Three years ago, a group of faith leaders in Durham asked a bold question: what would it look like if the whole community came together as a community to solve it’s toughest challenges? The attempt to answer that question led to what is now ReCity--a social impact hub that houses a network of over 40 nonprofits, businesses, and faith communities--all committed to building a more just city, together. As I reflect on the first 3 years of this journey, 3 things in particular stand out as lessons that have profoundly shaped the community we’re striving to build here:
1. There is power in getting proximate.
A wise man once said that change happens at the speed of trust. We can’t move faster than the trust we’ve built with one another, and trust takes time, a lot of time. That’s why we’ve invested so much in space. Shared spaces help people get proximate, which is a critical step in accelerating the changes we want to see in our communities. I’ve seen this play out every day over the past 3 years as organizations serving our city are able to move the needle addressing complex social issues further and faster within the context of community. Proximity is a step you simply cannot skip on the path to community transformation.
2. Proximity alone isn’t enough.
There is power in getting proximate to each other, but if you want to build authentic community, proximity alone isn’t enough. You also have to be intentional.
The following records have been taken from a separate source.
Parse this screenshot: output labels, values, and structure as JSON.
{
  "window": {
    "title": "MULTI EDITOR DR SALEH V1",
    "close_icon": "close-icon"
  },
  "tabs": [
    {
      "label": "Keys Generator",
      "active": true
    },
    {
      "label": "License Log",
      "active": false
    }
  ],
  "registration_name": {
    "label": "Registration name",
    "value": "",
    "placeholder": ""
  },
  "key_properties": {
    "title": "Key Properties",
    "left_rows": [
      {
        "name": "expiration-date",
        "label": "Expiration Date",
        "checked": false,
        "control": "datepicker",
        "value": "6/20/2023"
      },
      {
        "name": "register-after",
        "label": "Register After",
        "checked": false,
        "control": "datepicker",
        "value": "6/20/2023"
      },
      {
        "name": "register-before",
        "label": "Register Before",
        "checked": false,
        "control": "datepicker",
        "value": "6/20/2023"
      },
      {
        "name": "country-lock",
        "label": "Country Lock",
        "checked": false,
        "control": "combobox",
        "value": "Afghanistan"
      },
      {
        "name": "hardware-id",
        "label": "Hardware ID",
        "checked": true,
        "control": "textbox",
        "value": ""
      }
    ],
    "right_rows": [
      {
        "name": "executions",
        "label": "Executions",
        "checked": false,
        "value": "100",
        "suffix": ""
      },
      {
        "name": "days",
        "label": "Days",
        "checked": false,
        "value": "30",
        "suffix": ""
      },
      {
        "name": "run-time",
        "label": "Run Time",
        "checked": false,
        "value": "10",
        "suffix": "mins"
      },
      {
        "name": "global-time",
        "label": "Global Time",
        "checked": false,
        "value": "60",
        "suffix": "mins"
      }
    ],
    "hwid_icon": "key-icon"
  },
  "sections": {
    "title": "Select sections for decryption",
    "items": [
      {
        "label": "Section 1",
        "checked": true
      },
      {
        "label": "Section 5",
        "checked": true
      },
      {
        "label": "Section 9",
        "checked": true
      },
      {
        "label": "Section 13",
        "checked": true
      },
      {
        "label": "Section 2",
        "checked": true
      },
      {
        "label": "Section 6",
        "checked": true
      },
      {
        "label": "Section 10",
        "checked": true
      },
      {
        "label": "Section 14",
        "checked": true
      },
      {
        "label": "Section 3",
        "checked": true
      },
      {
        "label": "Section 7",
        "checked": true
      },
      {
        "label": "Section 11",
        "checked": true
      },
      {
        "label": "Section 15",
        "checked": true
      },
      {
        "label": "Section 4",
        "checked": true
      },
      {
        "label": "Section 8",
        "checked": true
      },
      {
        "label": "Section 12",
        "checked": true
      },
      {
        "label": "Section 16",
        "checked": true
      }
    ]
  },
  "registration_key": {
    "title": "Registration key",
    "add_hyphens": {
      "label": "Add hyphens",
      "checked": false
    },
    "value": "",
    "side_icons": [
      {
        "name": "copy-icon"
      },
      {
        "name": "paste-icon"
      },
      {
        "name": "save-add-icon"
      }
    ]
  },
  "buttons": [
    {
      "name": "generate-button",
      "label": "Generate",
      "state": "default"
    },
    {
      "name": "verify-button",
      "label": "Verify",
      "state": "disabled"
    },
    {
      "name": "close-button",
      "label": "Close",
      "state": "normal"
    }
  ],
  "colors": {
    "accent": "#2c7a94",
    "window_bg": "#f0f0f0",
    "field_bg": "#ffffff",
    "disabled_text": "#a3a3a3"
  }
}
Neighbors live in very close proximity, but it doesn’t make them friends (or even mean they know each other’s names!) Real community is the result of proximity plus intentionality. Sharing space, services, and values are a great way to accelerate partnerships, but you still have to put in the hard work to develop relationships built on trust. Here at ReCity, we do everything we can to set our partners up for success, but ultimately it’s up to them to show up, listen and build trust with each other.
3. More social impact leaders should try to work themselves out of a job
Many nonprofits start with a bold vision to change the world and meet tangible needs in their community, but often, self-preservation can begin to take priority over transformation. Leadership starts to prioritize survival ahead of the needs of their constituents, with devastating results. Our communities need more servant-leaders who prioritize impact over their own self-preservation. For many, that means the goal should be to work yourself out of a job--to succeed in your mission so much that there is no longer a need for your services. Our communities need more leaders who have this radical vision as their end game. I get to serve alongside many of these kind of leaders here at ReCity. Having this goal as their end game shapes the way they lead and, in turn, magnifies their impact.
I’m inspired by this incredible group of leaders who are reimagining what is possible for their community, and locking arms to do the hard work, together. We’re three years in, but we’re just getting started.
Rob Shields is the Executive Director of ReCity Network, the Triangle’s hub for social impact. Based in downtown Durham, ReCity is home to a rapidly growing network of over 40 organizations, all committed to pursuing a shared vision of building thriving communities that are rooted in justice.